The aforementioned dogfights are particularly brutal and may deter some viewers. Also, the stories are a lot less connected than I was hoping (considering 21 Grams’ characters are tightly interwoven). The movie is also quite long, clocking in at more than 2.5 hours. The story rarely lags, but the pacing is a bit off. One can’t help but realize that Octavio’s story is a lot more fast-paced. Beyond that, Octavio’s story is overall better than the rest by a large margin. When watching the movie, Octavio’s story almost sets the bar too high, setting up the following stories to fail. They do not fail, however, but they are relatively weak compared with that first story. Still, Amores Perros represents a wild look at Mexico City’s diverse characters and portrays a powerful set of emotions. Just like 21 Grams, this will have you thinking for many nights afterwards. If you can get past the brutal dogfights, there is really no reason not to give this a chance.
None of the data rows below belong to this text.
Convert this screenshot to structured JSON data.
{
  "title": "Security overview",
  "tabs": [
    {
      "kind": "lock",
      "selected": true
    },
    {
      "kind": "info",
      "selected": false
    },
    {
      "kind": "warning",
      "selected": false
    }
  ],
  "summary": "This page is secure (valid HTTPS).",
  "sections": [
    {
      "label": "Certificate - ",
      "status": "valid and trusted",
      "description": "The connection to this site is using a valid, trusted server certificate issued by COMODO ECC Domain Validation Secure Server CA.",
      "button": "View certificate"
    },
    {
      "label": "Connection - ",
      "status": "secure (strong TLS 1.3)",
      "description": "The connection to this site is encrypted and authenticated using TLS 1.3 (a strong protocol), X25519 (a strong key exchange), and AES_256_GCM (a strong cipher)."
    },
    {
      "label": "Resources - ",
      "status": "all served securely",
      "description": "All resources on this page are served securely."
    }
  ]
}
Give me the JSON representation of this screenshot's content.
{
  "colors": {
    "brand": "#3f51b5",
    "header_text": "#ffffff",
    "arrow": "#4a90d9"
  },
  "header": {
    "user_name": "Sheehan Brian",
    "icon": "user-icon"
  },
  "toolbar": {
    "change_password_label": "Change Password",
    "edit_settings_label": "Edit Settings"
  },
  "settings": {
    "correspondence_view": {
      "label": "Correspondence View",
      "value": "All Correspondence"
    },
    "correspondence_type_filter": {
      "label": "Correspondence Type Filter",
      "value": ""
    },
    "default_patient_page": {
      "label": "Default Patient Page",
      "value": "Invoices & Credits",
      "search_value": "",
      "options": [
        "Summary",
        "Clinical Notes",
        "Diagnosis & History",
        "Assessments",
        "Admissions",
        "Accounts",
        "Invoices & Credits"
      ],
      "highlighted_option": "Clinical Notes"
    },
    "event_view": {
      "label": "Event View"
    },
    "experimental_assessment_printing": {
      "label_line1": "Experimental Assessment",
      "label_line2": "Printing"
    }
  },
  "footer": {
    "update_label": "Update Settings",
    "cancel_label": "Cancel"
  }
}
It is a staple for Spanish movies in America and truly represents something powerful.

RATING: 8 / 10